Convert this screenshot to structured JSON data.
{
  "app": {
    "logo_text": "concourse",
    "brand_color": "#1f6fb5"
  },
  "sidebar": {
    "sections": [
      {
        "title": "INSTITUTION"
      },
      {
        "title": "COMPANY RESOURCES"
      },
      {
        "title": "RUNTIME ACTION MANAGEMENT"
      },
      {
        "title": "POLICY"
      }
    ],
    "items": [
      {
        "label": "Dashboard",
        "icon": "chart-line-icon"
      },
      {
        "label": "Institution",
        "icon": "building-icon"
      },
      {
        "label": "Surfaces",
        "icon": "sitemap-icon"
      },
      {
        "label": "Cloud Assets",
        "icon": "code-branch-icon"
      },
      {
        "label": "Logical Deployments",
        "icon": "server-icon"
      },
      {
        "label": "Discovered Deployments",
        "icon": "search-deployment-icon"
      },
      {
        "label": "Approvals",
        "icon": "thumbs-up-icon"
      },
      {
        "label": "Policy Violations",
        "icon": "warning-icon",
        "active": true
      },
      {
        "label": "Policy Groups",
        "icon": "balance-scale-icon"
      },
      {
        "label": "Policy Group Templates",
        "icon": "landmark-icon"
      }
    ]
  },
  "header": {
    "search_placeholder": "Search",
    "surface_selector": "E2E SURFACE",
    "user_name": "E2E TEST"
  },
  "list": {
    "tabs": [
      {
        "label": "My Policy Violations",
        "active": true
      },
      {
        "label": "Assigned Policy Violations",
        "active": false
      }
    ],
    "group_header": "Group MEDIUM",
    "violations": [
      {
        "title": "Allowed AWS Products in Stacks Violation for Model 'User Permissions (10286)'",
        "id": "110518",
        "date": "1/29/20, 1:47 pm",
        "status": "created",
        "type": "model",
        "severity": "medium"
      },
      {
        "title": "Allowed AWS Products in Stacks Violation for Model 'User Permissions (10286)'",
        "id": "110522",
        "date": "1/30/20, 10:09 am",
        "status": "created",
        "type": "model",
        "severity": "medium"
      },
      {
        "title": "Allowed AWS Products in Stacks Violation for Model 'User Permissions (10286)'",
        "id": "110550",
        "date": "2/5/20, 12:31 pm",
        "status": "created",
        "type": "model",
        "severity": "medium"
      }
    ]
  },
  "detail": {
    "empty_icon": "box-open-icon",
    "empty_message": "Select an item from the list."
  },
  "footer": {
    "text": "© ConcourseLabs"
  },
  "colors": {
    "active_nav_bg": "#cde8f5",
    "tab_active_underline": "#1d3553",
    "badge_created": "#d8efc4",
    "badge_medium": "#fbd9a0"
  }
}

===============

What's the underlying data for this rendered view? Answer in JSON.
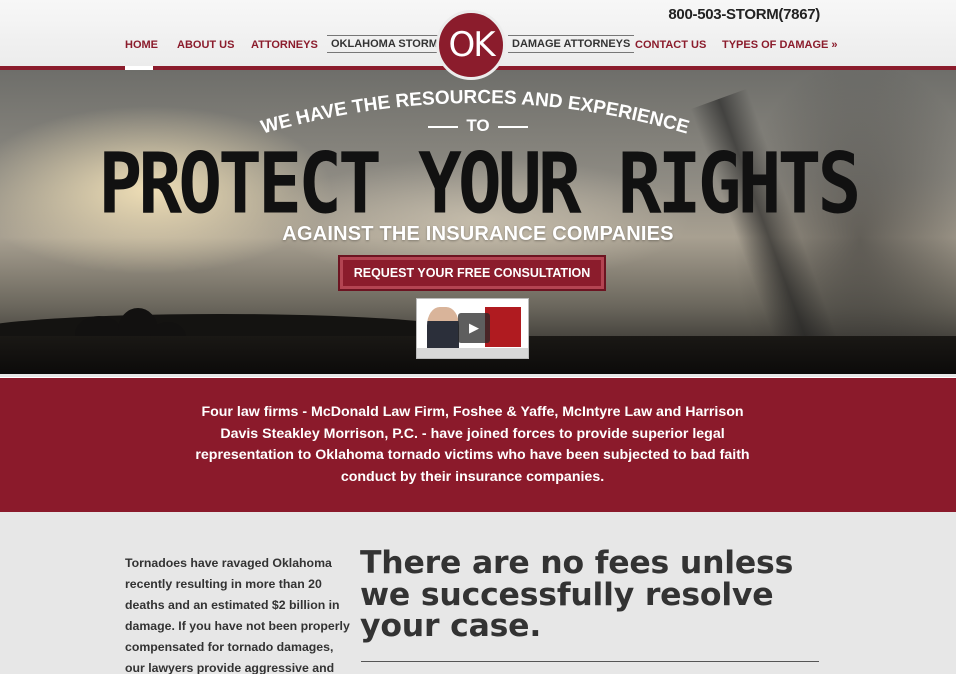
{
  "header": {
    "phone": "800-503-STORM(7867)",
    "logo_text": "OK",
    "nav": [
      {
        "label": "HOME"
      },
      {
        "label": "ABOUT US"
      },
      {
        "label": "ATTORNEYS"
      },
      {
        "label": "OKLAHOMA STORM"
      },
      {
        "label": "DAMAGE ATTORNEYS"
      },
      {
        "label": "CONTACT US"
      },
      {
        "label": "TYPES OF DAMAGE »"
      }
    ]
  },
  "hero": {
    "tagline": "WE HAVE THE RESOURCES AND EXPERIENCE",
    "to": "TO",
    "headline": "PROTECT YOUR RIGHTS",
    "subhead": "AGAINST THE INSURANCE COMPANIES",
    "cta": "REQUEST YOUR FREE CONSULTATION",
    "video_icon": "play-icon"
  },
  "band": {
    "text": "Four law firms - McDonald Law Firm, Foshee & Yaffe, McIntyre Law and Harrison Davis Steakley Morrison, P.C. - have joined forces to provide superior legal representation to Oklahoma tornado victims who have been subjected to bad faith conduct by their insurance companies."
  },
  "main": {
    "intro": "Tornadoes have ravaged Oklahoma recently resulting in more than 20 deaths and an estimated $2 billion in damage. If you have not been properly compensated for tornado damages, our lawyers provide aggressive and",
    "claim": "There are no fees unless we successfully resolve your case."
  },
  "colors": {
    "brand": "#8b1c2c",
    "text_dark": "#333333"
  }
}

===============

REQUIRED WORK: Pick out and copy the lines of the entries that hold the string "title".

WRITTEN SOLUTION:
        "title": "INSTITUTION"
        "title": "COMPANY RESOURCES"
        "title": "RUNTIME ACTION MANAGEMENT"
        "title": "POLICY"
        "title": "Allowed AWS Products in Stacks Violation for Model 'User Permissions (10286)'",
        "title": "Allowed AWS Products in Stacks Violation for Model 'User Permissions (10286)'",
        "title": "Allowed AWS Products in Stacks Violation for Model 'User Permissions (10286)'",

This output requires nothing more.